Share this post


Link to post
Share on other sites

 

D'oh again ! I was looking in the MSP430x2xx Family use;s guide . . . About as terse reading as the beaglebone's am335x's TRM, but only 1/10th the size( in pages ).

 

So probably as everyone can see, I'm a bit flustered at the moment. I'm still a bit confused, and Wulf is trying ot finalize his schematic while I'm having to change stuff as I figure it out . . .and I'm still not 100% sure this whole deal will even work. It should, but I was also sure that talking directly from the beaglebone's uart to the DALI level converter was going to work too . . .

Share this post


Link to post
Share on other sites

So, I found an appnote from Microchip that has a very good explanation from a programmers standpoint. Honestly I could care less about the electrical characteristics . . . so long as I can figure out what I need to know. Link: http://ww1.microchip.com/downloads/en/AppNotes/01465A.pdf

 

Starting on page 4 it shows what a DALI packet should look like. Extended DALI, is exactly the same. Except the data byte would be 0x0h(always) with an additional third byte at the end.

 

I've up until now misunderstood the protocol. Which is why it would have been better to talk with an Engineer instead of a Designer. First it's Manchester encoding. Which means bit's are formed by rising or falling edge signals within a bit frame. Second, there are two stop bits at the end of transmission, not one. Which from a programmers standpoint is about the same thing. The signal just need to be high for two bit frames in a row is all. Instead of just one.

 

The rest I understood, as far as what each bit's purpose was. etc.

 

More on all this later . . . I need to work out in my head how and if this will change things. On the surface to me, this seems that because of the encoding, it's very close to, but deceptively different from standard UART. Encoding according to the appnote seems to fairly trivial. Decoding on the other hand seems a good bit more complex.

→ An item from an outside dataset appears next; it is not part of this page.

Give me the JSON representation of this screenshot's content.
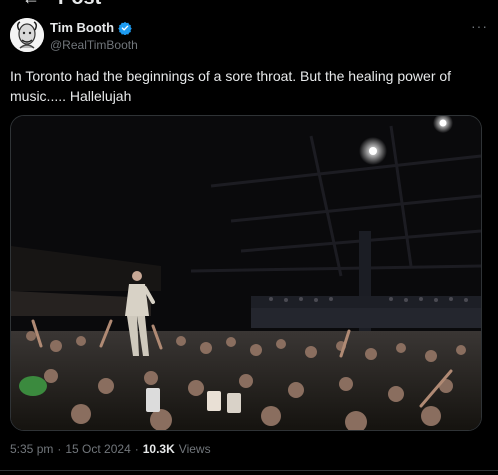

Share this post


Link to post
Share on other sites

For Manchester decoding (not on micro controllers, on other equipment), I've measured the time distance between consecutive edges. If the distance is half of the bit length, the last bit is repeated, if the distance is the bit length, the last bit is inverted.

If you use in interrupt to detect the falling edge and to start a timer, and as you know the first (start) bit is a zero, detecting the next bits shouldn't be to difficult.

yyrkoon likes this

Share this post


Link to post
Share on other sites

For Manchester decoding (not on micro controllers, on other equipment), I've measured the time distance between consecutive edges. If the distance is half of the bit length, the last bit is repeated, if the distance is the bit length, the last bit is inverted.

If you use in interrupt to detect the falling edge and to start a timer, and as you know the first (start) bit is a zero, detecting the next bits shouldn't be to difficult.

I get what you're saying, but at the same time I don't. E.G. What you're saying makes perfect sense to me in English, but working it out into code in my head . . . will take some doing ;)

Share this post


Link to post
Share on other sites

makes perfect sense to me in English

Strange, I was thinking the English is my week point... :D

What I tried to say is, if you look the diagram at page 4 in the Microchips AN, you'll see that every time the bit value changes (0->1 or 1->0) you don't have a transition at the end of bit, but if the bit repeats, you have a transition in the middle of the bit (the active one) and one transition at the end of bit.

But looking now to the same diagram, I see now that if you can detect the start edge (first H->L transition), there are maybe better criteria to decode the bits.

yyrkoon likes this

Share this post


Link to post
Share on other sites

For now, this project is on hold, and may not continue. After I've spent some time researching this protocol, we've come to the conclusion that there has to be a better way.

Share this post


Link to post
Share on other sites

Create an account or sign in to comment

You need to be a member in order to leave a comment

Create an account

Sign up for a new account in our community. It's easy!


Register a new account

Sign in

Already have an account? Sign in here.


Sign In Now
Sign in to follow this  
Followers 0